Figure 1 The traditional classiﬁcation scheme of (A) protozoan pathogens, and (B) free-living amoebae, based largely on morphological characteristics.
organisms have a common amoeboid motion, that is a crawling-like movement, they have been classiﬁed into several different groups. These include potent parasitic organisms such as Entamoeba spp. that were discovered in 1873 from a patient suffering from bloody dysentery and named E. histolytica in 1903. Among free-living amoebae, Naegleria was ﬁrst discovered by Schardinger in 1899, who named it Amoeba gruberi.

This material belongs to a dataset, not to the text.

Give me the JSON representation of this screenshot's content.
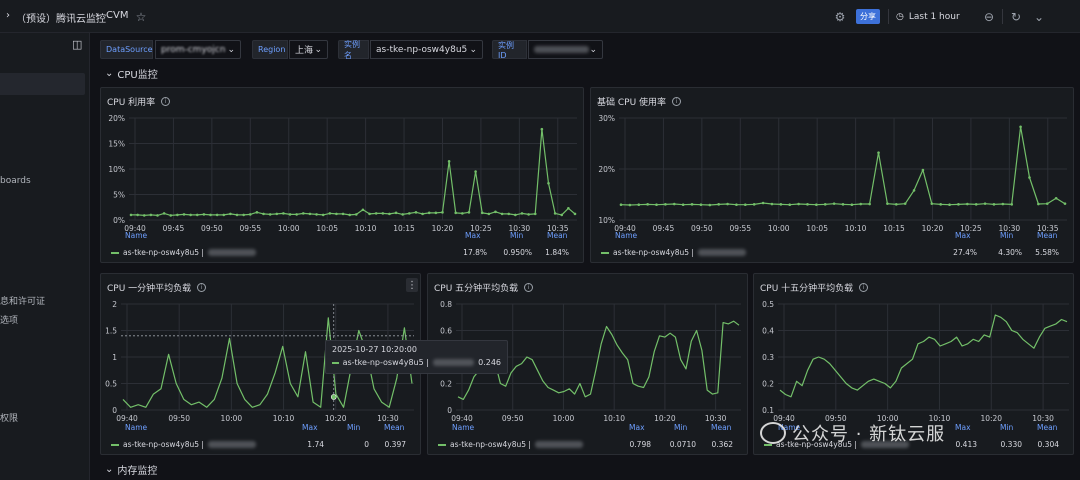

In 1912, Alexeieff suggested its genus name Naegleria, and much later, in 1970, Carter identiﬁed Naegleria fowleri as the causative agent of fatal human infections (reviewed in De Jonckheere, 2002). In 1913, Puschkarew isolated an amoeba from dust, and later in 1931, the genus Acanthamoeba was created (Castellani, 1930; Douglas, 1930; Volkonsky, 1931). Balamuthia mandrillaris has only been discovered relatively recently in 1986 from the brain of a baboon that died of meningoencephalitis and was described as a new genus, Balamuthia (Visvesvara et al., 1990, 1993). Over the years, these free-living amoebae have gained increasing attention from the scientiﬁc community due to their diverse roles, in particular, in causing serious and sometimes fatal human infections (Figure 3).